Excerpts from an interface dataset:
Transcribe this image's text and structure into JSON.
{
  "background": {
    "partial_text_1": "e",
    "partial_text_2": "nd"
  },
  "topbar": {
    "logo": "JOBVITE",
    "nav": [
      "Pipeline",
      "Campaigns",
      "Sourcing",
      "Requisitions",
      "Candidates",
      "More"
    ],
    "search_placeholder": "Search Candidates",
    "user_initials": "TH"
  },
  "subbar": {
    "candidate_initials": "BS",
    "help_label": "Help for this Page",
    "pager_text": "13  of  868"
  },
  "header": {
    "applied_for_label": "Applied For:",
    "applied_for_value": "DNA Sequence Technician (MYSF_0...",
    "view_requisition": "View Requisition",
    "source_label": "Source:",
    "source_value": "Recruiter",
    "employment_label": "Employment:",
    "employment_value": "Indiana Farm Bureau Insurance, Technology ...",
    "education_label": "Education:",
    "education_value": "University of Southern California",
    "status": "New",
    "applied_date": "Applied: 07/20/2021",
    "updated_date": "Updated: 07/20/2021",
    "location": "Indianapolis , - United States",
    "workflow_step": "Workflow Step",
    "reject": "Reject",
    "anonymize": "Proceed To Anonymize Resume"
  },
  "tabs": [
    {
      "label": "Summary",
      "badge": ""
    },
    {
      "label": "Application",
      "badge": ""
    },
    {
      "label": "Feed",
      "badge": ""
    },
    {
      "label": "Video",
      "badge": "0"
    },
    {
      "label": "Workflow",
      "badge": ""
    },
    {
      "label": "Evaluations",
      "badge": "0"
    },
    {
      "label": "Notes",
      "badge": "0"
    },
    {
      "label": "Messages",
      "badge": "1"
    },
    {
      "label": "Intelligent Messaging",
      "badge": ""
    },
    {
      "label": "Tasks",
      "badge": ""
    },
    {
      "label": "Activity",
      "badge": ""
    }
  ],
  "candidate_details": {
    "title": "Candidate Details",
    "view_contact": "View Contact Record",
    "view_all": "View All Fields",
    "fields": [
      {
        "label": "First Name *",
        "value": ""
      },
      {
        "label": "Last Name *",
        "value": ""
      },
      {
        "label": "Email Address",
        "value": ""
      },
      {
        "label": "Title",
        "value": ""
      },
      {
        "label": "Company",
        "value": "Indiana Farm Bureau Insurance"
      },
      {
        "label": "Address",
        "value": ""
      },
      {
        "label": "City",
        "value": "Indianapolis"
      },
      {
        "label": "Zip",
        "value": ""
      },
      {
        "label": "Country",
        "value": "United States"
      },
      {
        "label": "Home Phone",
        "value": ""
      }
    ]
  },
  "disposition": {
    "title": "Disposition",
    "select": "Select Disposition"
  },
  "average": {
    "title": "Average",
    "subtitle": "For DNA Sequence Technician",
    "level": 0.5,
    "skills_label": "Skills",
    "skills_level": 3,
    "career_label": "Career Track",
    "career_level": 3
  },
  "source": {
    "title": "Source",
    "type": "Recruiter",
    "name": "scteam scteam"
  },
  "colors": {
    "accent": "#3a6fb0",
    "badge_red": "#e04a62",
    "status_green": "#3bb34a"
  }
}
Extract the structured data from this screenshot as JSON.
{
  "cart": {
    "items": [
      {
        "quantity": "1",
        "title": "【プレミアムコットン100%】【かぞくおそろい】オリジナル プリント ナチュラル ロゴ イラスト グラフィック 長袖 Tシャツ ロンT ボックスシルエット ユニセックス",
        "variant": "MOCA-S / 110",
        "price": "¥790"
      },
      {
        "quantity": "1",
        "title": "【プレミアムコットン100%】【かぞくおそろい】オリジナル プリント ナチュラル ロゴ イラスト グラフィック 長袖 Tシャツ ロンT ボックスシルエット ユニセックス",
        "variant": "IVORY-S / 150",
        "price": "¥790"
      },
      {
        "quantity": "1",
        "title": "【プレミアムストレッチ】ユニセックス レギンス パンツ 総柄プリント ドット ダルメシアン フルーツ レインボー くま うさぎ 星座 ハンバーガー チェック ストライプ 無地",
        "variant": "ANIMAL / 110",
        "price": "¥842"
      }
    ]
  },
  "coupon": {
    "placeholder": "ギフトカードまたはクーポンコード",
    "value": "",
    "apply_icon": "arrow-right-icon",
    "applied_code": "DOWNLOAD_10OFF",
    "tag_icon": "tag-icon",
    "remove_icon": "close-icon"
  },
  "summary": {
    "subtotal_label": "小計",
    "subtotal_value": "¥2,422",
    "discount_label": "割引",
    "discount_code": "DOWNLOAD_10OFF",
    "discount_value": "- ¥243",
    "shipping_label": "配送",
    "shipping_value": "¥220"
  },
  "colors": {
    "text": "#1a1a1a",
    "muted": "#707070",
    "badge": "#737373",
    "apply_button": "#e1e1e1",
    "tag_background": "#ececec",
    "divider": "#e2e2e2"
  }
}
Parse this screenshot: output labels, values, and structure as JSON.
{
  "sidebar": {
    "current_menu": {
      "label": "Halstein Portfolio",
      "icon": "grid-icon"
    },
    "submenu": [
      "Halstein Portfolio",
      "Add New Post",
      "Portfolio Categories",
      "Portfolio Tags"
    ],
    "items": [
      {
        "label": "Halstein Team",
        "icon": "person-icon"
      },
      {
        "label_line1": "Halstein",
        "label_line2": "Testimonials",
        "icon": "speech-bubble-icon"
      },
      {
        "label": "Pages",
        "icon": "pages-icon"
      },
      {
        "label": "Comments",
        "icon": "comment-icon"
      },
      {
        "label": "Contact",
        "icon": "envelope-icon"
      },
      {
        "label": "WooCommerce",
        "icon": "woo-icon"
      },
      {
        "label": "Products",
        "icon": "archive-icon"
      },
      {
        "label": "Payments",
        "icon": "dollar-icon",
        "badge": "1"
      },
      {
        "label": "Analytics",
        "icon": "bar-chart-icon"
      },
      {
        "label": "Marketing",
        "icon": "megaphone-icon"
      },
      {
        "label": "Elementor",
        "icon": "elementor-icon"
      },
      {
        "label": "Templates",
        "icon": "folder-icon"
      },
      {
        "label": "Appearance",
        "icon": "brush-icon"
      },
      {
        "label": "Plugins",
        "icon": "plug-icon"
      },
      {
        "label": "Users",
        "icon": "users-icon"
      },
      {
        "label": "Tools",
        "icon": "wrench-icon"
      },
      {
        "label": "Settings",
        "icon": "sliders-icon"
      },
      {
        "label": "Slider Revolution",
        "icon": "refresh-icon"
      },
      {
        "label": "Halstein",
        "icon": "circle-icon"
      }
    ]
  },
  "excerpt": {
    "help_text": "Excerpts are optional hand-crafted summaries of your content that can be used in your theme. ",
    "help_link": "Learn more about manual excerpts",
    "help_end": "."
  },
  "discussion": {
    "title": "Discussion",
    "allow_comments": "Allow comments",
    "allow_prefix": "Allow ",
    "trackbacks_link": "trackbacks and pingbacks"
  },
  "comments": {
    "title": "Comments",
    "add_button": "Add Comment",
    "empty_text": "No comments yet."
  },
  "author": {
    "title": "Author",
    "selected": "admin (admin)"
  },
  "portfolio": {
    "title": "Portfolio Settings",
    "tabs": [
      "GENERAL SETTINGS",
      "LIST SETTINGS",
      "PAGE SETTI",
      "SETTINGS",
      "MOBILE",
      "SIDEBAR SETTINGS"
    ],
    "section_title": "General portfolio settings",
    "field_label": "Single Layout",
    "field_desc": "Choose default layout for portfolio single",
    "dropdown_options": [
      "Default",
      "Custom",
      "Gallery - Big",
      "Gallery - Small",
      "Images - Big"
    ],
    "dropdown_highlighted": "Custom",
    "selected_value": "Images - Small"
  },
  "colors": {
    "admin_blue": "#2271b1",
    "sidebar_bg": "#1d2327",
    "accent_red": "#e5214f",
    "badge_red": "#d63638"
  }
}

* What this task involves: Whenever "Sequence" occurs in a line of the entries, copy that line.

* Expected answer:
    "applied_for_value": "DNA Sequence Technician (MYSF_0...",
    "subtitle": "For DNA Sequence Technician",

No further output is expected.